And as of now, no matter the type accommodation, all violate local ordinance if located within the city limits.

Because the code doesn’t allow for short-term rentals, McCullough said that currently there isn’t even a system in place for hosts to get their properties licensed to run such a business.

“There is really no permit available for it,” McCullough said. “Our code just doesn’t allow it. You’ve got to be a bed and breakfast or a hotel or a motel to do transient accommodations.”


Despite the lack of regulation, there is still some city oversight for short-term rentals.

McCullough said that the city will ask a host to stop renting their property if a complaint is received.

“We’re not ignoring it,” McCullough said. “We’re actively enforcing when we get a complaint.”

McCullough said in general complaints are from neighbors, and two such complaints were received last year. He said that generally, complaints are associated with the impact of transient use on the neighborhood.
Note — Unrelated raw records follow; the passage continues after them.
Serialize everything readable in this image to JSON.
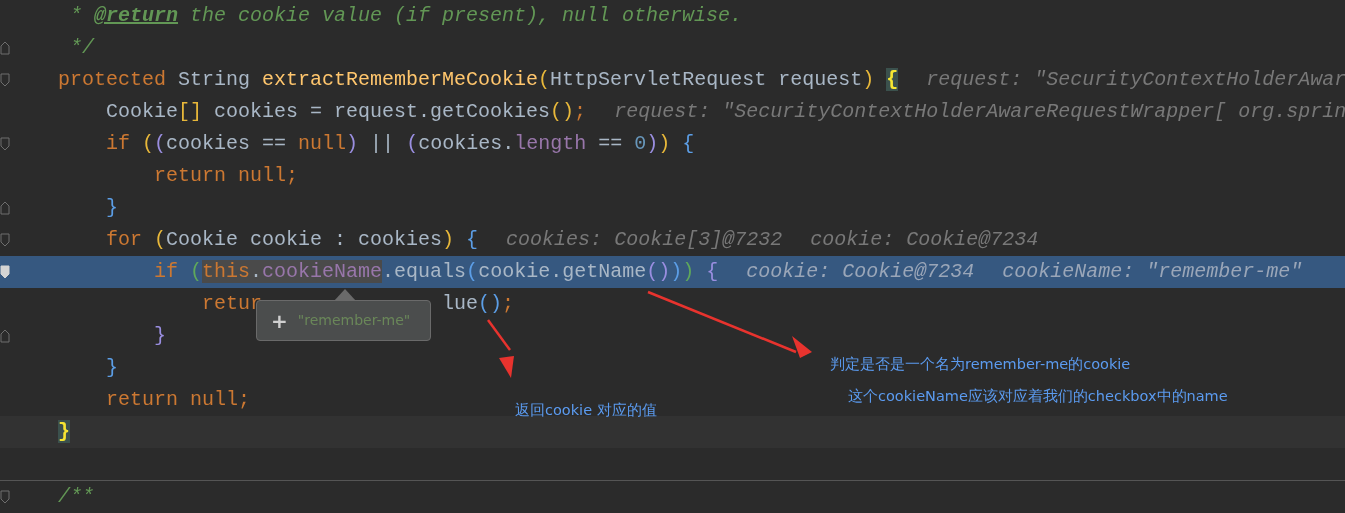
{
  "editor": {
    "lines": [
      {
        "tokens": [
          {
            "text": " * ",
            "kind": "doc"
          },
          {
            "text": "@return",
            "kind": "tag"
          },
          {
            "text": " the cookie value (if present), null otherwise.",
            "kind": "doc"
          }
        ]
      },
      {
        "fold_end": true,
        "tokens": [
          {
            "text": " */",
            "kind": "doc"
          }
        ]
      },
      {
        "fold_start": true,
        "tokens": [
          {
            "text": "protected ",
            "kind": "kw"
          },
          {
            "text": "String ",
            "kind": "pl"
          },
          {
            "text": "extractRememberMeCookie",
            "kind": "fn"
          },
          {
            "text": "(",
            "kind": "y"
          },
          {
            "text": "HttpServletRequest request",
            "kind": "pl"
          },
          {
            "text": ") ",
            "kind": "y"
          },
          {
            "text": "{",
            "kind": "match"
          }
        ],
        "hints": [
          "request: \"SecurityContextHolderAwar"
        ],
        "children": [
          {
            "tokens": [
              {
                "text": "Cookie",
                "kind": "pl"
              },
              {
                "text": "[]",
                "kind": "y"
              },
              {
                "text": " cookies = request.getCookies",
                "kind": "pl"
              },
              {
                "text": "()",
                "kind": "y"
              },
              {
                "text": ";",
                "kind": "kw"
              }
            ],
            "hints": [
              "request: \"SecurityContextHolderAwareRequestWrapper[ org.sprin"
            ]
          },
          {
            "fold_start": true,
            "tokens": [
              {
                "text": "if ",
                "kind": "kw"
              },
              {
                "text": "(",
                "kind": "y"
              },
              {
                "text": "(",
                "kind": "p"
              },
              {
                "text": "cookies == ",
                "kind": "pl"
              },
              {
                "text": "null",
                "kind": "kw"
              },
              {
                "text": ")",
                "kind": "p"
              },
              {
                "text": " || ",
                "kind": "pl"
              },
              {
                "text": "(",
                "kind": "p"
              },
              {
                "text": "cookies.",
                "kind": "pl"
              },
              {
                "text": "length",
                "kind": "fld"
              },
              {
                "text": " == ",
                "kind": "pl"
              },
              {
                "text": "0",
                "kind": "num"
              },
              {
                "text": ")",
                "kind": "p"
              },
              {
                "text": ")",
                "kind": "y"
              },
              {
                "text": " {",
                "kind": "b"
              }
            ],
            "children": [
              {
                "tokens": [
                  {
                    "text": "return null",
                    "kind": "kw"
                  },
                  {
                    "text": ";",
                    "kind": "kw"
                  }
                ]
              }
            ]
          },
          {
            "fold_end": true,
            "tokens": [
              {
                "text": "}",
                "kind": "b"
              }
            ]
          },
          {
            "fold_start": true,
            "tokens": [
              {
                "text": "for ",
                "kind": "kw"
              },
              {
                "text": "(",
                "kind": "y"
              },
              {
                "text": "Cookie cookie : cookies",
                "kind": "pl"
              },
              {
                "text": ")",
                "kind": "y"
              },
              {
                "text": " {",
                "kind": "b"
              }
            ],
            "hints": [
              "cookies: Cookie[3]@7232",
              "cookie: Cookie@7234"
            ],
            "children": [
              {
                "fold_start": true,
                "highlighted": true,
                "tokens": [
                  {
                    "text": "if ",
                    "kind": "kw"
                  },
                  {
                    "text": "(",
                    "kind": "g"
                  },
                  {
                    "text": "this",
                    "kind": "kw",
                    "hovered": true
                  },
                  {
                    "text": ".",
                    "kind": "pl",
                    "hovered": true
                  },
                  {
                    "text": "cookieName",
                    "kind": "fld",
                    "hovered": true
                  },
                  {
                    "text": ".equals",
                    "kind": "pl"
                  },
                  {
                    "text": "(",
                    "kind": "b"
                  },
                  {
                    "text": "cookie.getName",
                    "kind": "pl"
                  },
                  {
                    "text": "()",
                    "kind": "p"
                  },
                  {
                    "text": ")",
                    "kind": "b"
                  },
                  {
                    "text": ")",
                    "kind": "g"
                  },
                  {
                    "text": " {",
                    "kind": "p"
                  }
                ],
                "hints": [
                  "cookie: Cookie@7234",
                  "cookieName: \"remember-me\""
                ],
                "children": [
                  {
                    "tokens": [
                      {
                        "text": "retur",
                        "kind": "kw"
                      },
                      {
                        "kind": "gap"
                      },
                      {
                        "text": "lue",
                        "kind": "pl"
                      },
                      {
                        "text": "()",
                        "kind": "b"
                      },
                      {
                        "text": ";",
                        "kind": "kw"
                      }
                    ]
                  }
                ]
              },
              {
                "fold_end": true,
                "tokens": [
                  {
                    "text": "}",
                    "kind": "p"
                  }
                ]
              }
            ]
          },
          {
            "tokens": [
              {
                "text": "}",
                "kind": "b"
              }
            ]
          },
          {
            "tokens": [
              {
                "text": "return null",
                "kind": "kw"
              },
              {
                "text": ";",
                "kind": "kw"
              }
            ]
          }
        ]
      },
      {
        "caret": true,
        "tokens": [
          {
            "text": "}",
            "kind": "match"
          }
        ]
      },
      {
        "blank": true
      },
      {
        "separator": true,
        "fold_start": true,
        "tokens": [
          {
            "text": "/**",
            "kind": "doc"
          }
        ]
      }
    ]
  },
  "tooltip": {
    "icon": "+",
    "text": "\"remember-me\""
  },
  "annotations": [
    {
      "text": "判定是否是一个名为remember-me的cookie"
    },
    {
      "text": "这个cookieName应该对应着我们的checkbox中的name"
    },
    {
      "text": "返回cookie 对应的值"
    }
  ]
}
“Just the unknown of who is in the house next door, what new cars are in the neighborhood, the traffic that it brings, and the potential to become a party house, if not a party house for that weekend,” McCullough said. “And so it’s what differentiates the traditional, single-family residential neighborhood from transient accommodations. There’s a reason that zoning has that distinction.”

McCullough said in those instances, the city’s initial response is to send a letter asking the host to cease operating, and further action can be pursued if the host does not comply.
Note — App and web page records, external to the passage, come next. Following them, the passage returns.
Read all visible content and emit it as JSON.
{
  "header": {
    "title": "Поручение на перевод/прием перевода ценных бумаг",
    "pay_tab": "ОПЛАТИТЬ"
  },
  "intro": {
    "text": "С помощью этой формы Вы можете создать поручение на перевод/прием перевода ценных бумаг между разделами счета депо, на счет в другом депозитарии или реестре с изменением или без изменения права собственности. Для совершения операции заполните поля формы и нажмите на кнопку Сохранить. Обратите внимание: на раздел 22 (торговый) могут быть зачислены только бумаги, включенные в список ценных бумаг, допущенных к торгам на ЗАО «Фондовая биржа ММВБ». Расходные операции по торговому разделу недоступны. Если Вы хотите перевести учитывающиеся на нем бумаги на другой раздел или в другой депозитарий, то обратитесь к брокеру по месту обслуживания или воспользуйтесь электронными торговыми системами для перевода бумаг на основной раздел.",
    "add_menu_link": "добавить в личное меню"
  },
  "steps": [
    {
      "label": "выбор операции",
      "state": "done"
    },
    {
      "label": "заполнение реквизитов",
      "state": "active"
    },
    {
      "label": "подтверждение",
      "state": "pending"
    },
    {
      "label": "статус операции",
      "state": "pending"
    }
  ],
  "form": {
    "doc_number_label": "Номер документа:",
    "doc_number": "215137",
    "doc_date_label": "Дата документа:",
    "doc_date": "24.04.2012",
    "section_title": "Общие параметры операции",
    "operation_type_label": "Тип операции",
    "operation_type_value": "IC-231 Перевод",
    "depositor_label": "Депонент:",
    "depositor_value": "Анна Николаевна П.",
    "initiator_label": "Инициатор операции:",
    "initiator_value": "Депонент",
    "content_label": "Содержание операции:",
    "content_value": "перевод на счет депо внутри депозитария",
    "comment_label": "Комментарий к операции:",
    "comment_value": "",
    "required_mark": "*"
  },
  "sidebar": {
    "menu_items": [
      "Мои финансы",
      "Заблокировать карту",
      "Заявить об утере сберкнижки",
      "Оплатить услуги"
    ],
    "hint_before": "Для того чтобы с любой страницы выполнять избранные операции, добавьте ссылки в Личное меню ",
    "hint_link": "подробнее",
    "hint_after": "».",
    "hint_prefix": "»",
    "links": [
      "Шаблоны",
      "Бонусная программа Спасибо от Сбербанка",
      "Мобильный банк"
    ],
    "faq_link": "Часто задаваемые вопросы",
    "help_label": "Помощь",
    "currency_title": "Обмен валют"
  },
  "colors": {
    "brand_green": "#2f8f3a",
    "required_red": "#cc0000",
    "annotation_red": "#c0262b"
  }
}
Given his experience in the rental market in Lawrence, Herbert said he actually sees a short-term rental as having less impact on the neighborhood than a long-term rental because he said there’s often a greater need to keep the property in good shape.

“I don’t see this as something that’s going to come in the community and start destroying and eroding our neighborhoods,” Herbert said. “The impact that long-term rentals have on a residential neighborhood is going to be far greater than the impact that Airbnb would ever have.”

Still, Herbert acknowledged that the industry has its critics who say it encroaches on existing local hotels. Several local hotel operators did not return calls for this article. However, Herbert said that home-sharing and short-term rentals are where trends are heading.

“We’re just asking for these individuals to be given a chance to operate in the same free market that everyone else operates in,” Herbert said. “To me, it’s no different than (the ride-sharing company) Uber; taxi companies don’t like Uber, but this is kind of a 21st century shared economy.”

Potential changes

When considering zoning and regulation, the report will include a summary of what other cities are doing. McCullough said the report will indicate how cities similar in size and characteristics to Lawrence are handling short-term rentals.

McCullough said that information can be used by commissioners to decide whether they want to address the regulation of short-term rentals, and what might that procedure look like should they elect to do so.

McCullough said information is still being gathered for the report, which is not yet in its first draft. He said he expected it to be complete and brought before the City Commission within the next few months.

“What we haven’t done, and what this research will help us get direction to, is understand if we want to take a different direction with it and build codes that accommodate the use,” McCullough said.